* **TASK DETAILS**
Please retype the entries that follow exactly as they are, leaving the images behind.

Collected data entries
========

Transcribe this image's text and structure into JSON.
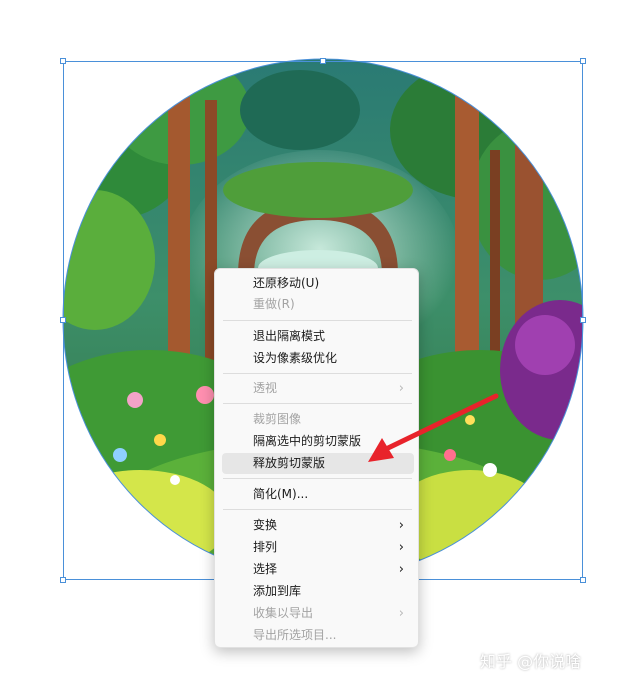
{
  "context_menu": {
    "items": [
      {
        "label": "还原移动(U)",
        "enabled": true
      },
      {
        "label": "重做(R)",
        "enabled": false
      },
      {
        "label": "退出隔离模式",
        "enabled": true
      },
      {
        "label": "设为像素级优化",
        "enabled": true
      },
      {
        "label": "透视",
        "enabled": false,
        "submenu": true
      },
      {
        "label": "裁剪图像",
        "enabled": false
      },
      {
        "label": "隔离选中的剪切蒙版",
        "enabled": true
      },
      {
        "label": "释放剪切蒙版",
        "enabled": true,
        "highlighted": true
      },
      {
        "label": "简化(M)...",
        "enabled": true
      },
      {
        "label": "变换",
        "enabled": true,
        "submenu": true
      },
      {
        "label": "排列",
        "enabled": true,
        "submenu": true
      },
      {
        "label": "选择",
        "enabled": true,
        "submenu": true
      },
      {
        "label": "添加到库",
        "enabled": true
      },
      {
        "label": "收集以导出",
        "enabled": false,
        "submenu": true
      },
      {
        "label": "导出所选项目...",
        "enabled": false
      }
    ],
    "submenu_arrow": "›"
  },
  "watermark": "知乎 @你说啥",
  "colors": {
    "selection": "#4a90d9",
    "annotation_arrow": "#e8232b",
    "highlight": "#e6e6e6"
  },
  "icons": [
    "submenu-arrow-icon",
    "red-pointer-arrow-icon"
  ]
}
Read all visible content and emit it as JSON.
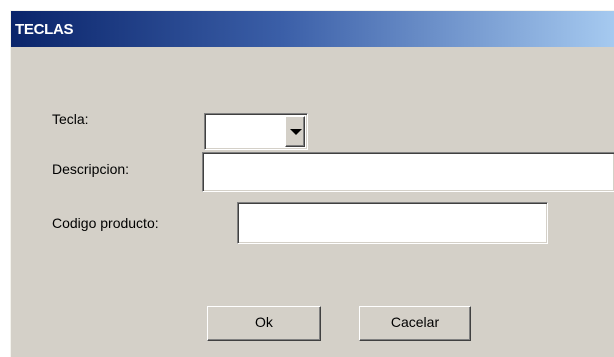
{
  "dialog": {
    "title": "TECLAS"
  },
  "form": {
    "tecla_label": "Tecla:",
    "tecla_value": "",
    "descripcion_label": "Descripcion:",
    "descripcion_value": "",
    "codigo_label": "Codigo producto:",
    "codigo_value": ""
  },
  "buttons": {
    "ok_label": "Ok",
    "cancel_label": "Cacelar"
  },
  "icons": {
    "dropdown": "chevron-down-icon"
  }
}
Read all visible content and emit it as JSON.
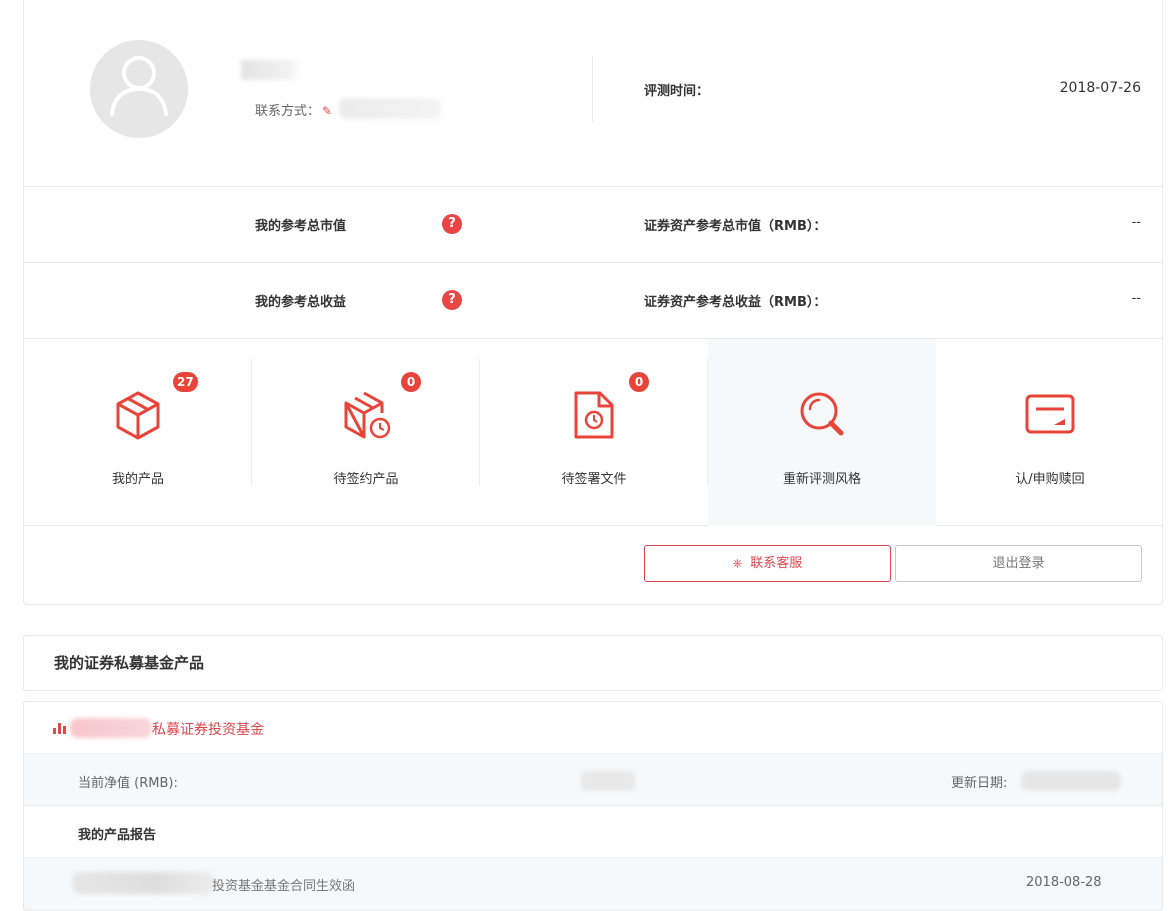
{
  "profile": {
    "contact_label": "联系方式：",
    "eval_time_label": "评测时间：",
    "eval_date": "2018-07-26"
  },
  "stats": [
    {
      "label": "我的参考总市值",
      "help": "?",
      "right_label": "证券资产参考总市值（RMB）：",
      "value": "--"
    },
    {
      "label": "我的参考总收益",
      "help": "?",
      "right_label": "证券资产参考总收益（RMB）：",
      "value": "--"
    }
  ],
  "quick_actions": [
    {
      "label": "我的产品",
      "badge": "27",
      "icon": "cube-icon"
    },
    {
      "label": "待签约产品",
      "badge": "0",
      "icon": "cube-clock-icon"
    },
    {
      "label": "待签署文件",
      "badge": "0",
      "icon": "document-clock-icon"
    },
    {
      "label": "重新评测风格",
      "badge": "",
      "icon": "magnifier-icon"
    },
    {
      "label": "认/申购赎回",
      "badge": "",
      "icon": "card-icon"
    }
  ],
  "buttons": {
    "service_label": "联系客服",
    "logout_label": "退出登录"
  },
  "fund_section": {
    "title": "我的证券私募基金产品",
    "fund_name_suffix": "私募证券投资基金",
    "nav_label": "当前净值 (RMB):",
    "update_label": "更新日期:",
    "report_title": "我的产品报告",
    "doc_name_suffix": "投资基金基金合同生效函",
    "doc_date": "2018-08-28"
  },
  "colors": {
    "accent": "#e8443a",
    "border": "#e8e8e8",
    "highlight_bg": "#f7f8fa"
  }
}
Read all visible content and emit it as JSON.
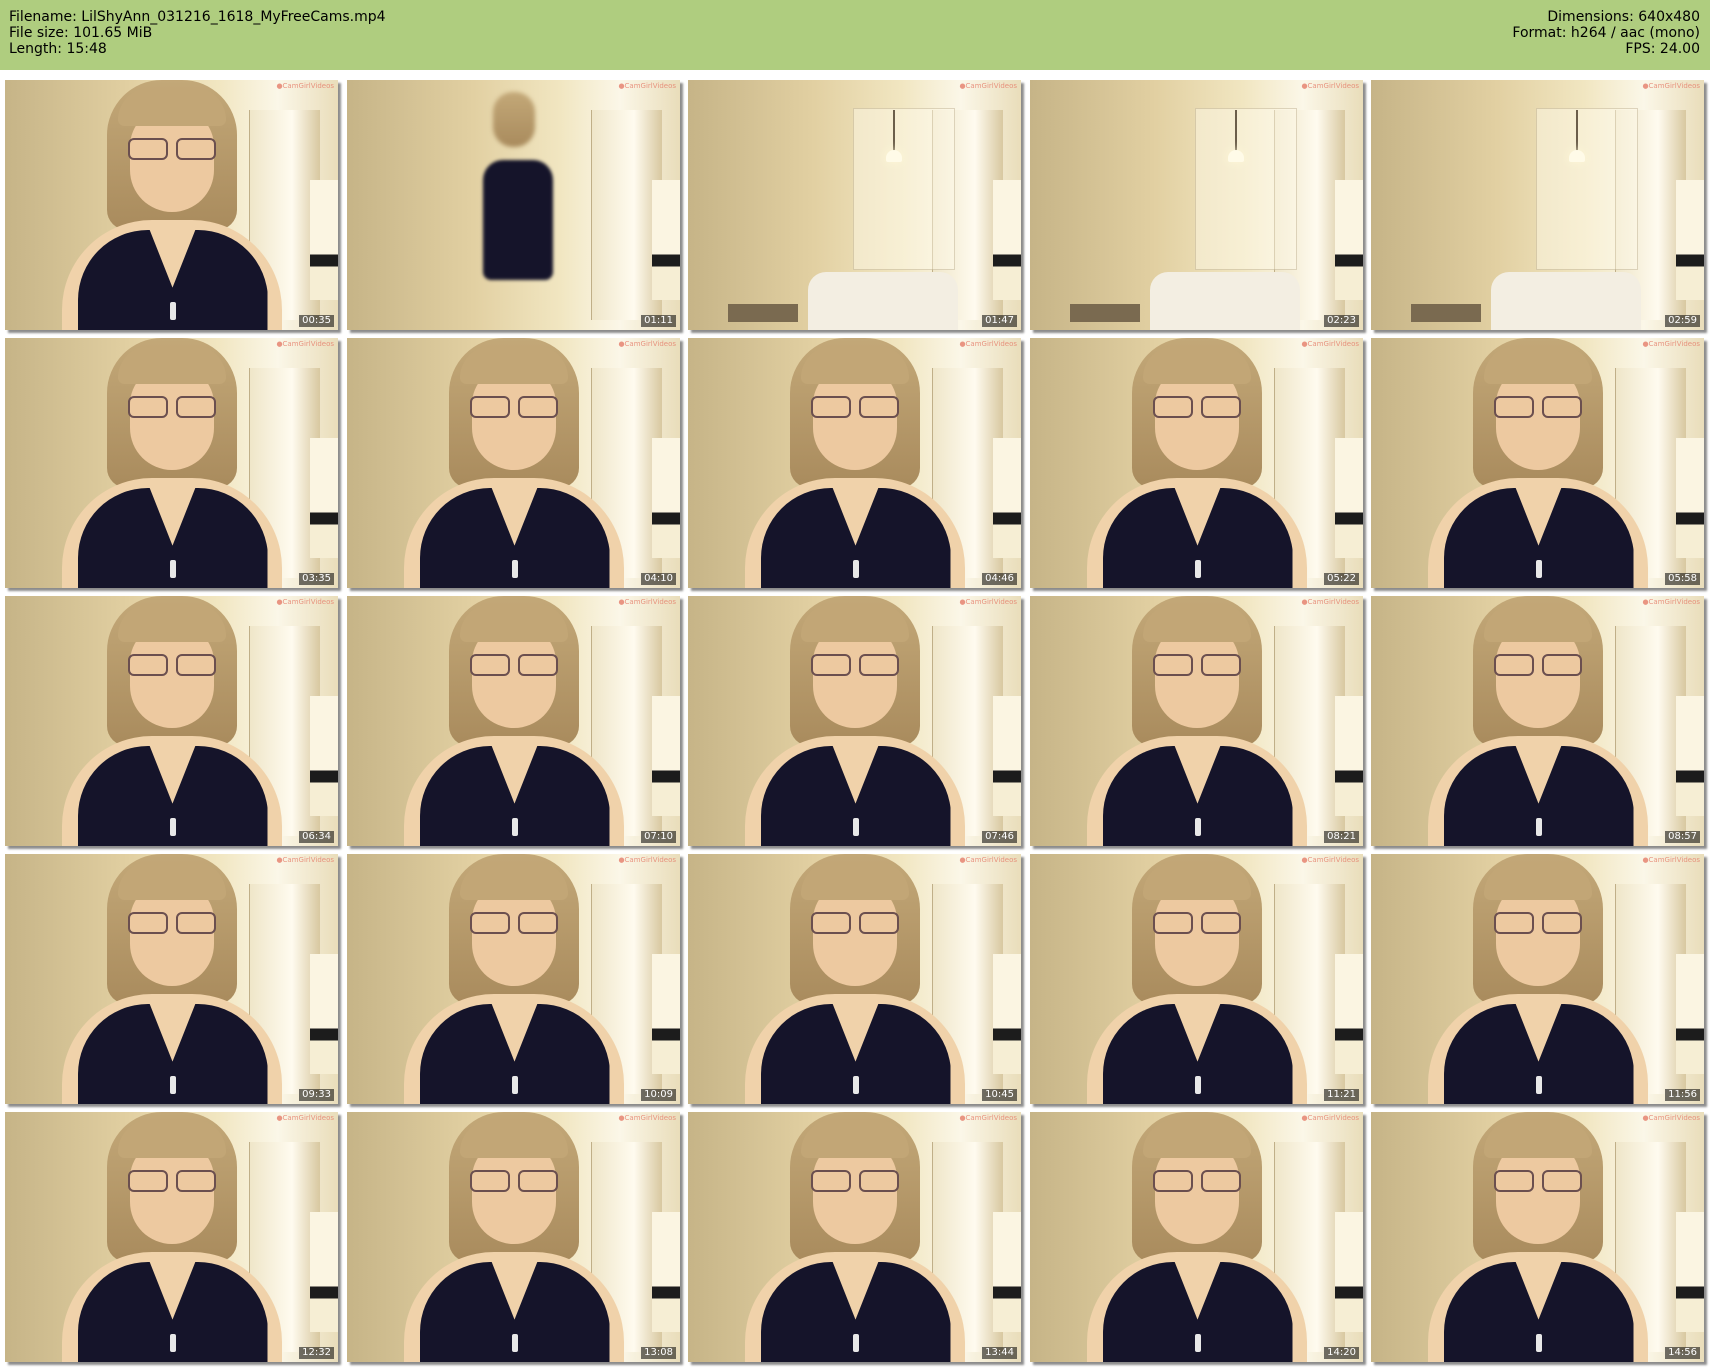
{
  "header": {
    "filename_line": "Filename: LilShyAnn_031216_1618_MyFreeCams.mp4",
    "filesize_line": "File size: 101.65 MiB",
    "length_line": "Length: 15:48",
    "dimensions_line": "Dimensions: 640x480",
    "format_line": "Format: h264 / aac (mono)",
    "fps_line": "FPS: 24.00"
  },
  "colors": {
    "header_bg": "#afcd7f",
    "watermark": "#e57d6a"
  },
  "thumbnails": [
    {
      "time": "00:35",
      "scene": "person"
    },
    {
      "time": "01:11",
      "scene": "standing"
    },
    {
      "time": "01:47",
      "scene": "room"
    },
    {
      "time": "02:23",
      "scene": "room"
    },
    {
      "time": "02:59",
      "scene": "room"
    },
    {
      "time": "03:35",
      "scene": "person"
    },
    {
      "time": "04:10",
      "scene": "person"
    },
    {
      "time": "04:46",
      "scene": "person"
    },
    {
      "time": "05:22",
      "scene": "person"
    },
    {
      "time": "05:58",
      "scene": "person"
    },
    {
      "time": "06:34",
      "scene": "person"
    },
    {
      "time": "07:10",
      "scene": "person"
    },
    {
      "time": "07:46",
      "scene": "person"
    },
    {
      "time": "08:21",
      "scene": "person"
    },
    {
      "time": "08:57",
      "scene": "person"
    },
    {
      "time": "09:33",
      "scene": "person"
    },
    {
      "time": "10:09",
      "scene": "person"
    },
    {
      "time": "10:45",
      "scene": "person"
    },
    {
      "time": "11:21",
      "scene": "person"
    },
    {
      "time": "11:56",
      "scene": "person"
    },
    {
      "time": "12:32",
      "scene": "person"
    },
    {
      "time": "13:08",
      "scene": "person"
    },
    {
      "time": "13:44",
      "scene": "person"
    },
    {
      "time": "14:20",
      "scene": "person"
    },
    {
      "time": "14:56",
      "scene": "person"
    }
  ]
}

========

* **SOLUTION TO THE PROBLEM**
Transcribe this image's text and structure into JSON.
{
  "context_menu": {
    "items": [
      {
        "label": "还原移动(U)",
        "enabled": true
      },
      {
        "label": "重做(R)",
        "enabled": false
      },
      {
        "label": "退出隔离模式",
        "enabled": true
      },
      {
        "label": "设为像素级优化",
        "enabled": true
      },
      {
        "label": "透视",
        "enabled": false,
        "submenu": true
      },
      {
        "label": "裁剪图像",
        "enabled": false
      },
      {
        "label": "隔离选中的剪切蒙版",
        "enabled": true
      },
      {
        "label": "释放剪切蒙版",
        "enabled": true,
        "highlighted": true
      },
      {
        "label": "简化(M)...",
        "enabled": true
      },
      {
        "label": "变换",
        "enabled": true,
        "submenu": true
      },
      {
        "label": "排列",
        "enabled": true,
        "submenu": true
      },
      {
        "label": "选择",
        "enabled": true,
        "submenu": true
      },
      {
        "label": "添加到库",
        "enabled": true
      },
      {
        "label": "收集以导出",
        "enabled": false,
        "submenu": true
      },
      {
        "label": "导出所选项目...",
        "enabled": false
      }
    ],
    "submenu_arrow": "›"
  },
  "watermark": "知乎 @你说啥",
  "colors": {
    "selection": "#4a90d9",
    "annotation_arrow": "#e8232b",
    "highlight": "#e6e6e6"
  },
  "icons": [
    "submenu-arrow-icon",
    "red-pointer-arrow-icon"
  ]
}
Read all visible content and emit it as JSON.
{
  "dialog": {
    "title": "TECLAS"
  },
  "form": {
    "tecla_label": "Tecla:",
    "tecla_value": "",
    "descripcion_label": "Descripcion:",
    "descripcion_value": "",
    "codigo_label": "Codigo producto:",
    "codigo_value": ""
  },
  "buttons": {
    "ok_label": "Ok",
    "cancel_label": "Cacelar"
  },
  "icons": {
    "dropdown": "chevron-down-icon"
  }
}
Read all visible content and emit it as JSON.
{
  "profile": {
    "contact_label": "联系方式：",
    "eval_time_label": "评测时间：",
    "eval_date": "2018-07-26"
  },
  "stats": [
    {
      "label": "我的参考总市值",
      "help": "?",
      "right_label": "证券资产参考总市值（RMB）：",
      "value": "--"
    },
    {
      "label": "我的参考总收益",
      "help": "?",
      "right_label": "证券资产参考总收益（RMB）：",
      "value": "--"
    }
  ],
  "quick_actions": [
    {
      "label": "我的产品",
      "badge": "27",
      "icon": "cube-icon"
    },
    {
      "label": "待签约产品",
      "badge": "0",
      "icon": "cube-clock-icon"
    },
    {
      "label": "待签署文件",
      "badge": "0",
      "icon": "document-clock-icon"
    },
    {
      "label": "重新评测风格",
      "badge": "",
      "icon": "magnifier-icon"
    },
    {
      "label": "认/申购赎回",
      "badge": "",
      "icon": "card-icon"
    }
  ],
  "buttons": {
    "service_label": "联系客服",
    "logout_label": "退出登录"
  },
  "fund_section": {
    "title": "我的证券私募基金产品",
    "fund_name_suffix": "私募证券投资基金",
    "nav_label": "当前净值 (RMB):",
    "update_label": "更新日期:",
    "report_title": "我的产品报告",
    "doc_name_suffix": "投资基金基金合同生效函",
    "doc_date": "2018-08-28"
  },
  "colors": {
    "accent": "#e8443a",
    "border": "#e8e8e8",
    "highlight_bg": "#f7f8fa"
  }
}
Read all visible content and emit it as JSON.
{
  "header": {
    "filename_line": "Filename: LilShyAnn_031216_1618_MyFreeCams.mp4",
    "filesize_line": "File size: 101.65 MiB",
    "length_line": "Length: 15:48",
    "dimensions_line": "Dimensions: 640x480",
    "format_line": "Format: h264 / aac (mono)",
    "fps_line": "FPS: 24.00"
  },
  "colors": {
    "header_bg": "#afcd7f",
    "watermark": "#e57d6a"
  },
  "thumbnails": [
    {
      "time": "00:35",
      "scene": "person"
    },
    {
      "time": "01:11",
      "scene": "standing"
    },
    {
      "time": "01:47",
      "scene": "room"
    },
    {
      "time": "02:23",
      "scene": "room"
    },
    {
      "time": "02:59",
      "scene": "room"
    },
    {
      "time": "03:35",
      "scene": "person"
    },
    {
      "time": "04:10",
      "scene": "person"
    },
    {
      "time": "04:46",
      "scene": "person"
    },
    {
      "time": "05:22",
      "scene": "person"
    },
    {
      "time": "05:58",
      "scene": "person"
    },
    {
      "time": "06:34",
      "scene": "person"
    },
    {
      "time": "07:10",
      "scene": "person"
    },
    {
      "time": "07:46",
      "scene": "person"
    },
    {
      "time": "08:21",
      "scene": "person"
    },
    {
      "time": "08:57",
      "scene": "person"
    },
    {
      "time": "09:33",
      "scene": "person"
    },
    {
      "time": "10:09",
      "scene": "person"
    },
    {
      "time": "10:45",
      "scene": "person"
    },
    {
      "time": "11:21",
      "scene": "person"
    },
    {
      "time": "11:56",
      "scene": "person"
    },
    {
      "time": "12:32",
      "scene": "person"
    },
    {
      "time": "13:08",
      "scene": "person"
    },
    {
      "time": "13:44",
      "scene": "person"
    },
    {
      "time": "14:20",
      "scene": "person"
    },
    {
      "time": "14:56",
      "scene": "person"
    }
  ]
}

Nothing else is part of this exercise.